fighting rust antiques

Fighting Rust: The Last Battle for U.S. WWII Ships, Other Historic Artifacts

With the commemoration of the 75th anniversary of D-Day, when WWII Allied forces flooded the beaches of Normandy in a massive offense, the biggest seaborne invasion in history, attention shifted to cargo ships that made this and many other pivotal . They were built hastily with encouragement with cultural icons like Rosie the Riveter. Now, these aging freighters are embroiled in a new kind of warfare: Fighting rust, corrosion and time.

Hundreds of millions of dollars have been spent preserving these and other retired naval ships, scattered at ports across the country. Fighting rust has become a daily battle, especially as many of these ships were thinly-coated and built for speed – never expected to last three-quarters of a century. Yet veterans and survivors of soldiers killed in action say keeping rust at bay and preserving history is essential – because the price of forgetting is even higher.

Museums, historical societies and non-profit groups struggle to maintain artifacts like these. Whether it’s a warship or an aging iron kettle, the enemies are always the same: Rust. Tarnish. Corrosion. These chemical processes are inevitable with time, but can be significantly slowed with careful cleaning (when absolutely necessary), proper storage (airtight if possible) and minimal handling to reduce exposure to oxygen, skin oil and other moisture/ gas that so often proves the death knell for these relics.

To take fighting rust and corrosion a step further and ensure these antiquities survive as long as possible, a growing number of organizations are increasingly relying on Vapor Corrosion Inhibitor Technology (or VCI) – the same kind used by the rust prevention experts at Zerust.

How VCI Technology Helps in Fighting Rust, Preserving History

Most modern museums aim for preservation rather than restoration. The object is stabilized, the dirt cleaned, the corrosion gently removed. As long as conditions are stable, these organizations can, in a way, halt time. The more durable the material, the longer archaeologists and historians can claim success in fighting rust.

As outlined in the 2013 book, “Corrosion and Conservation of Cultural Heritage Metallic Artefacts, 1st Edition,” researchers note that low-pressure vapors used by VCI products form a thin, protective layer of film that protects metal from rust and corrosion in closed spaces, making it suitable for protection in display cases or packages.

Authors noted museums and historical societies have been reticent to avail themselves of the technology, citing possible health risks of the vapors. However, they noted – as Zerust assures – that there are VCI products on the market that are non-toxic and even food safe, spurring numerous preservationists to increasingly turn to VCI protection for antiques and even ancient relics.

Further, as the literature on most VCI technology applications centers on industrial uses (fighting rust and corrosion on cars, bicycles, tools, electronics, boats and firearms) less peer-reviewed analysis is available as this technology pertains to artifacts of historical importance.

Protecting Your Antiques and Precious Metals

You don’t have the duty to maintain an aging warship (thankfully), but you may have antiques you’d like to preserve for as long as possible.

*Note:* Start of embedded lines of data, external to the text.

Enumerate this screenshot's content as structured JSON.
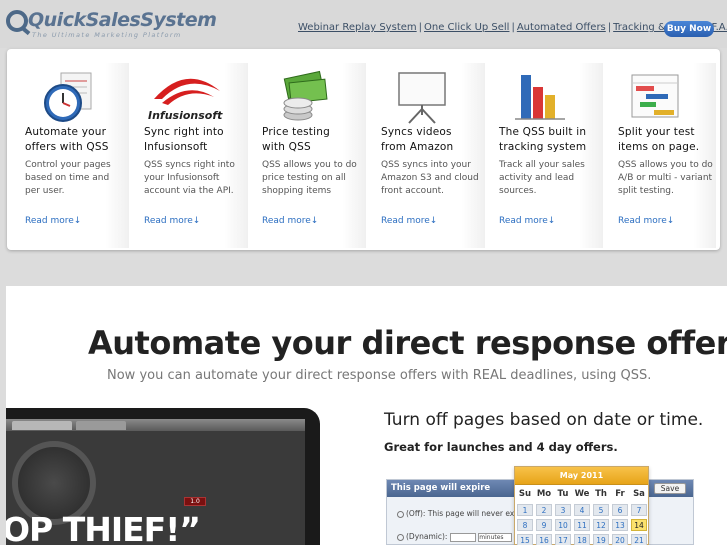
{
  "header": {
    "logo_text": "QuickSalesSystem",
    "logo_tagline": "The Ultimate Marketing Platform",
    "nav": [
      {
        "label": "Webinar Replay System"
      },
      {
        "label": "One Click Up Sell"
      },
      {
        "label": "Automated Offers"
      },
      {
        "label": "Tracking & Testing"
      },
      {
        "label": "F.A.Q"
      }
    ],
    "buy_label": "Buy Now"
  },
  "features": [
    {
      "icon": "clock-calendar-icon",
      "title_1": "Automate your",
      "title_2": "offers with QSS",
      "body": "Control your pages based on time and per user.",
      "link": "Read more↓"
    },
    {
      "icon": "infusionsoft-logo-icon",
      "title_1": "Sync right into",
      "title_2": "Infusionsoft",
      "body": "QSS syncs right into your Infusionsoft account via the API.",
      "link": "Read more↓"
    },
    {
      "icon": "money-coins-icon",
      "title_1": "Price testing",
      "title_2": "with QSS",
      "body": "QSS allows you to do price testing on all shopping items",
      "link": "Read more↓"
    },
    {
      "icon": "presentation-board-icon",
      "title_1": "Syncs videos",
      "title_2": "from Amazon",
      "body": "QSS syncs into your Amazon S3 and cloud front account.",
      "link": "Read more↓"
    },
    {
      "icon": "bar-chart-icon",
      "title_1": "The QSS built in",
      "title_2": "tracking system",
      "body": "Track all your sales activity and lead sources.",
      "link": "Read more↓"
    },
    {
      "icon": "gantt-chart-icon",
      "title_1": "Split your test",
      "title_2": "items on page.",
      "body": "QSS allows you to do A/B or multi - variant split testing.",
      "link": "Read more↓"
    }
  ],
  "main": {
    "headline": "Automate your direct response offers.",
    "subhead": "Now you can automate your direct response offers with REAL deadlines, using QSS.",
    "device_text": "OP THIEF!”",
    "device_red_label": "1.0",
    "side_title": "Turn off pages based on date or time.",
    "side_sub": "Great for launches and 4 day offers.",
    "widget": {
      "title": "This page will expire",
      "save": "Save",
      "row1": "(Off): This page will never expire",
      "row2": "(Dynamic):",
      "row2_unit": "minutes"
    },
    "calendar": {
      "month": "May 2011",
      "dow": [
        "Su",
        "Mo",
        "Tu",
        "We",
        "Th",
        "Fr",
        "Sa"
      ],
      "week1": [
        "1",
        "2",
        "3",
        "4",
        "5",
        "6",
        "7"
      ],
      "week2": [
        "8",
        "9",
        "10",
        "11",
        "12",
        "13",
        "14"
      ],
      "week3": [
        "15",
        "16",
        "17",
        "18",
        "19",
        "20",
        "21"
      ],
      "today": "14"
    }
  },
  "colors": {
    "link": "#2d6fc1",
    "buy_button": "#2a5fb0",
    "calendar_header": "#e7a419",
    "widget_header": "#4a6690"
  }
}
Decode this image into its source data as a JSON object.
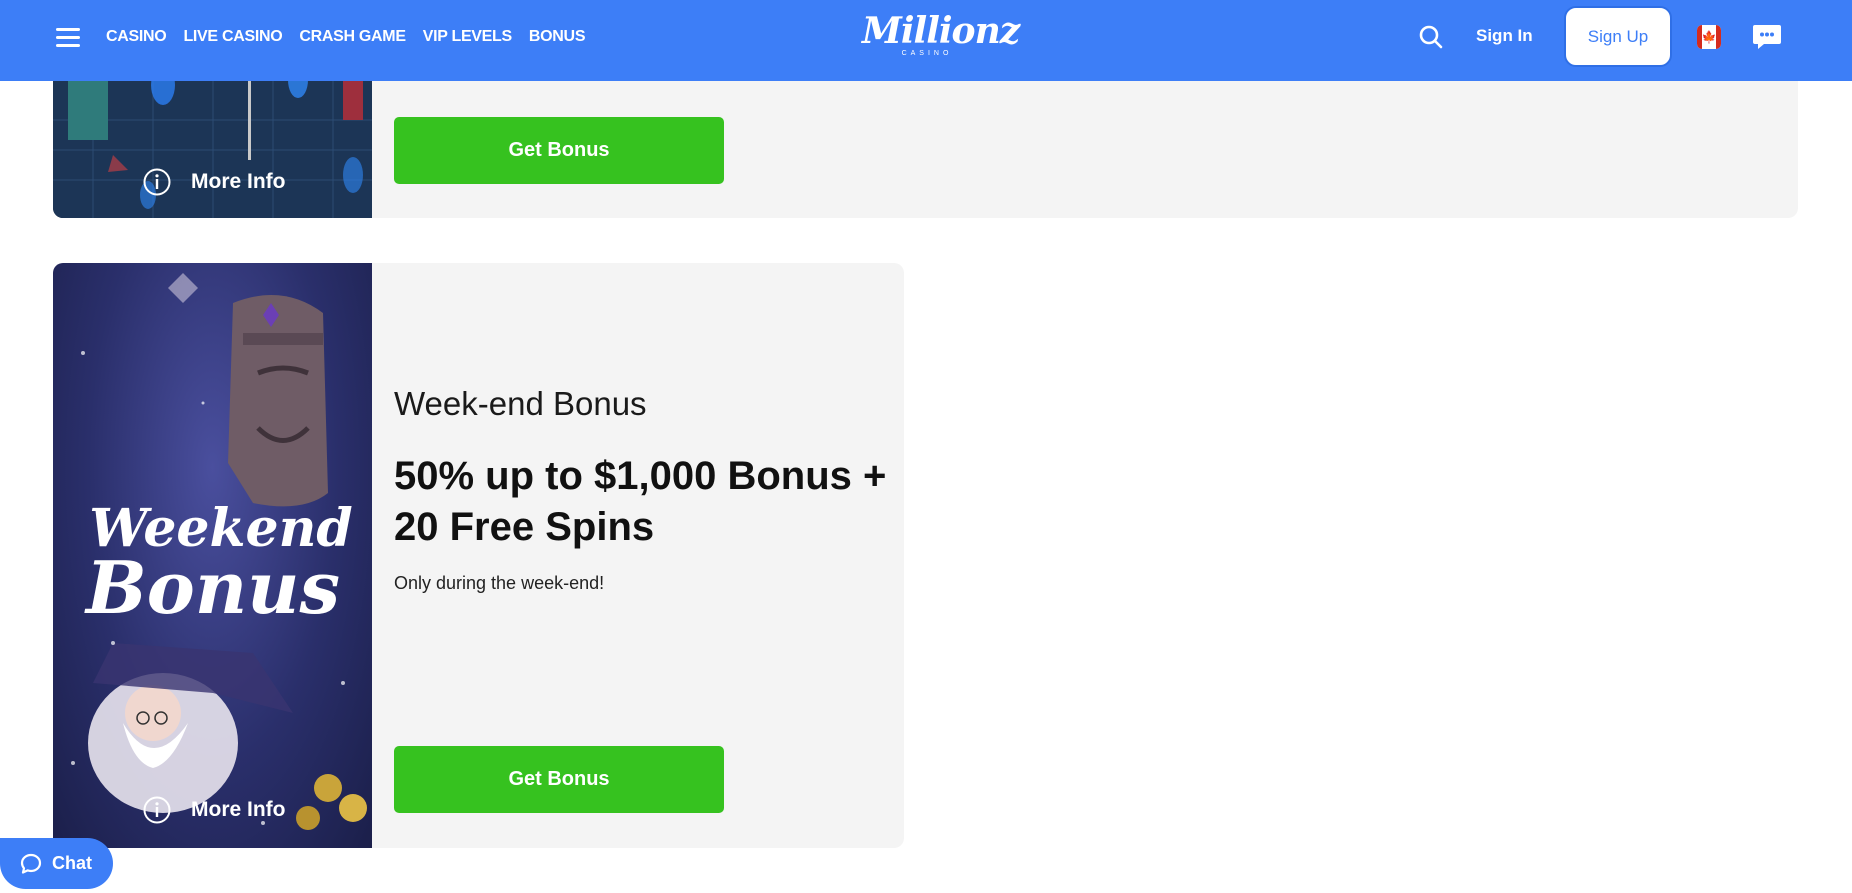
{
  "nav": {
    "items": [
      "CASINO",
      "LIVE CASINO",
      "CRASH GAME",
      "VIP LEVELS",
      "BONUS"
    ]
  },
  "brand": {
    "logo": "Millionz",
    "logo_sub": "CASINO"
  },
  "header": {
    "signin_label": "Sign In",
    "signup_label": "Sign Up"
  },
  "cards": [
    {
      "more_info_label": "More Info",
      "button_label": "Get Bonus"
    },
    {
      "title": "Week-end Bonus",
      "headline": "50% up to $1,000 Bonus + 20 Free Spins",
      "description": "Only during the week-end!",
      "more_info_label": "More Info",
      "button_label": "Get Bonus",
      "image_text_1": "Weekend",
      "image_text_2": "Bonus"
    }
  ],
  "chat": {
    "label": "Chat"
  },
  "colors": {
    "header": "#3d7ef7",
    "button": "#36c21f",
    "card": "#f4f4f4"
  }
}
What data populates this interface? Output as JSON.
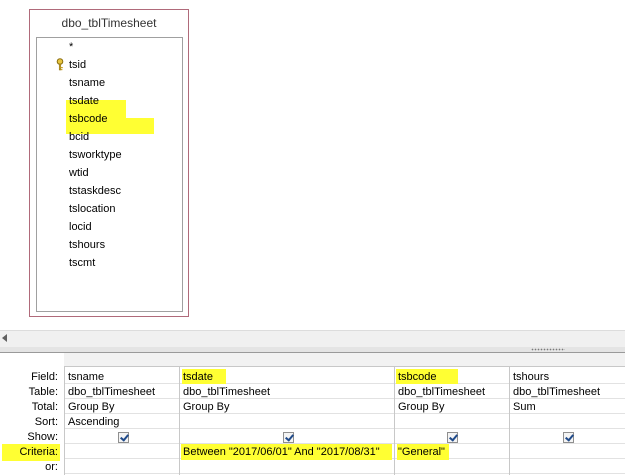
{
  "table": {
    "title": "dbo_tblTimesheet",
    "fields": [
      "*",
      "tsid",
      "tsname",
      "tsdate",
      "tsbcode",
      "bcid",
      "tsworktype",
      "wtid",
      "tstaskdesc",
      "tslocation",
      "locid",
      "tshours",
      "tscmt"
    ]
  },
  "grid": {
    "row_labels": [
      "Field:",
      "Table:",
      "Total:",
      "Sort:",
      "Show:",
      "Criteria:",
      "or:"
    ],
    "columns": [
      {
        "field": "tsname",
        "table": "dbo_tblTimesheet",
        "total": "Group By",
        "sort": "Ascending",
        "show": true,
        "criteria": ""
      },
      {
        "field": "tsdate",
        "table": "dbo_tblTimesheet",
        "total": "Group By",
        "sort": "",
        "show": true,
        "criteria": "Between \"2017/06/01\" And \"2017/08/31\""
      },
      {
        "field": "tsbcode",
        "table": "dbo_tblTimesheet",
        "total": "Group By",
        "sort": "",
        "show": true,
        "criteria": "\"General\""
      },
      {
        "field": "tshours",
        "table": "dbo_tblTimesheet",
        "total": "Sum",
        "sort": "",
        "show": true,
        "criteria": ""
      }
    ]
  },
  "colors": {
    "highlight": "#ffff33",
    "table_border": "#b06a7a"
  }
}
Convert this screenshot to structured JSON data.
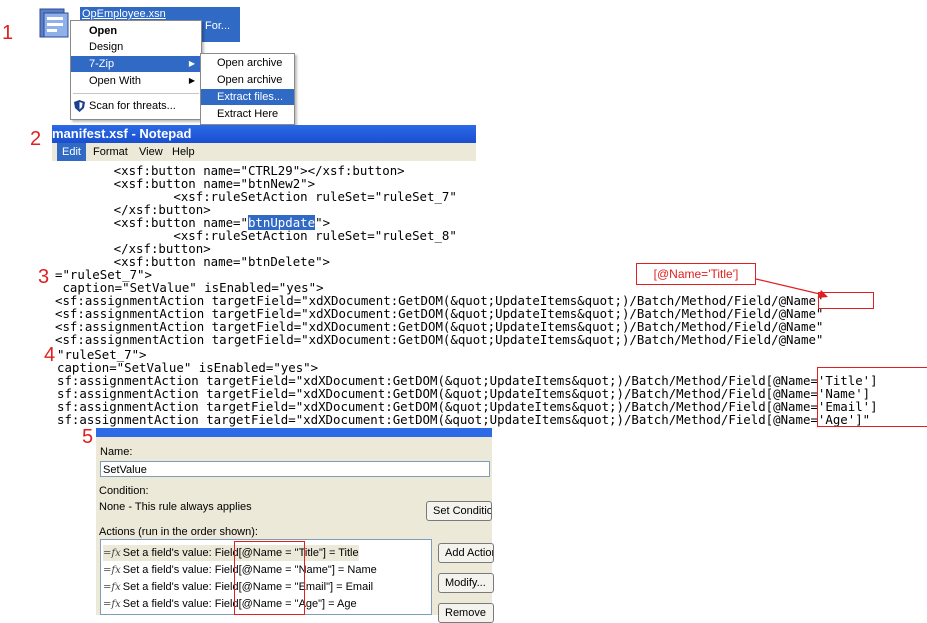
{
  "steps": [
    "1",
    "2",
    "3",
    "4",
    "5"
  ],
  "explorer": {
    "file_name": "OpEmployee.xsn",
    "file_sub": "For...",
    "icon": "infopath-form-icon"
  },
  "context_menu": {
    "items": [
      {
        "label": "Open"
      },
      {
        "label": "Design"
      },
      {
        "label": "7-Zip"
      },
      {
        "label": "Open With"
      },
      {
        "label": "Scan for threats..."
      }
    ]
  },
  "zip_submenu": {
    "items": [
      {
        "label": "Open archive"
      },
      {
        "label": "Open archive"
      },
      {
        "label": "Extract files..."
      },
      {
        "label": "Extract Here"
      }
    ]
  },
  "notepad": {
    "title": "manifest.xsf - Notepad",
    "menus": [
      {
        "label": "Edit"
      },
      {
        "label": "Format"
      },
      {
        "label": "View"
      },
      {
        "label": "Help"
      }
    ],
    "lines": [
      "        <xsf:button name=\"CTRL29\"></xsf:button>",
      "        <xsf:button name=\"btnNew2\">",
      "                <xsf:ruleSetAction ruleSet=\"ruleSet_7\"",
      "        </xsf:button>",
      "        <xsf:button name=\"",
      "                <xsf:ruleSetAction ruleSet=\"ruleSet_8\"",
      "        </xsf:button>",
      "        <xsf:button name=\"btnDelete\">"
    ],
    "selected_word": "btnUpdate",
    "selected_after": "\">"
  },
  "section3": {
    "lines": [
      "=\"ruleSet_7\">",
      " caption=\"SetValue\" isEnabled=\"yes\">",
      "<sf:assignmentAction targetField=\"xdXDocument:GetDOM(&quot;UpdateItems&quot;)/Batch/Method/Field/@Name\"",
      "<sf:assignmentAction targetField=\"xdXDocument:GetDOM(&quot;UpdateItems&quot;)/Batch/Method/Field/@Name\"",
      "<sf:assignmentAction targetField=\"xdXDocument:GetDOM(&quot;UpdateItems&quot;)/Batch/Method/Field/@Name\"",
      "<sf:assignmentAction targetField=\"xdXDocument:GetDOM(&quot;UpdateItems&quot;)/Batch/Method/Field/@Name\""
    ],
    "callout": "[@Name='Title']"
  },
  "section4": {
    "lines": [
      "\"ruleSet_7\">",
      "caption=\"SetValue\" isEnabled=\"yes\">",
      "sf:assignmentAction targetField=\"xdXDocument:GetDOM(&quot;UpdateItems&quot;)/Batch/Method/Field[@Name='Title']",
      "sf:assignmentAction targetField=\"xdXDocument:GetDOM(&quot;UpdateItems&quot;)/Batch/Method/Field[@Name='Name']",
      "sf:assignmentAction targetField=\"xdXDocument:GetDOM(&quot;UpdateItems&quot;)/Batch/Method/Field[@Name='Email']",
      "sf:assignmentAction targetField=\"xdXDocument:GetDOM(&quot;UpdateItems&quot;)/Batch/Method/Field[@Name='Age']\""
    ]
  },
  "rule_dialog": {
    "name_label": "Name:",
    "name_value": "SetValue",
    "condition_label": "Condition:",
    "condition_value": "None - This rule always applies",
    "set_condition_button": "Set Condition...",
    "actions_label": "Actions (run in the order shown):",
    "actions": [
      {
        "prefix": "Set a field's value: Field",
        "field": "[@Name = \"Title\"]",
        "suffix": " = Title"
      },
      {
        "prefix": "Set a field's value: Field",
        "field": "[@Name = \"Name\"]",
        "suffix": " = Name"
      },
      {
        "prefix": "Set a field's value: Field",
        "field": "[@Name = \"Email\"]",
        "suffix": " = Email"
      },
      {
        "prefix": "Set a field's value: Field",
        "field": "[@Name = \"Age\"]",
        "suffix": " = Age"
      }
    ],
    "add_action_button": "Add Action...",
    "modify_button": "Modify...",
    "remove_button": "Remove"
  },
  "colors": {
    "annotation_red": "#e02020",
    "selection_blue": "#316ac5",
    "titlebar_blue": "#2c6ae6",
    "dialog_bg": "#ece9d8"
  }
}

Knives, swords, jewelry, furniture and tools like old sewing machines and typewriters now used for display are among the most common.

The reality is all metal (except gold) is vulnerable to oxidation (rust) and corrosion. Rust is the natural chemical reaction of iron-containing metals, oxygen and moisture. Keeping them stored in an environment that is relatively dry is important (living areas being preferable to those like basements, garages or sheds).

Zerust has numerous VCI technology products – drawer liners, capsules, covers and more – to help you in fighting rust. If you’re unsure which choice will offer the most protection, our rust prevention experts can help.

Additional tips from the National WWII Museum in New Orleans include:

  • Seek professional guidance if you aren’t sure what to do. (Don’t try cleaning or polishing metal pieces until you do this).
  • Avoid handling metal artifacts with your bare hands; use gloves instead.
  • Steer clear of commercially-available dipping tarnish removers, as well as spray-on lacquers and other coatings.

Contact Zerust for information on fighting rust for your antiques and collectibles by emailing us or calling (330) 405-1965.

Additional Resources:

Corrosion and Conservation of Cultural Heritage Metallic Artefacts, 1st Edition,” 2013, Woodhead Publishing Ltd.

More Blog Entries:

Don’t Let Boat Rust Keep You Anchored This Summer, May 11, 2019, Fighting Rust With Zerust Blog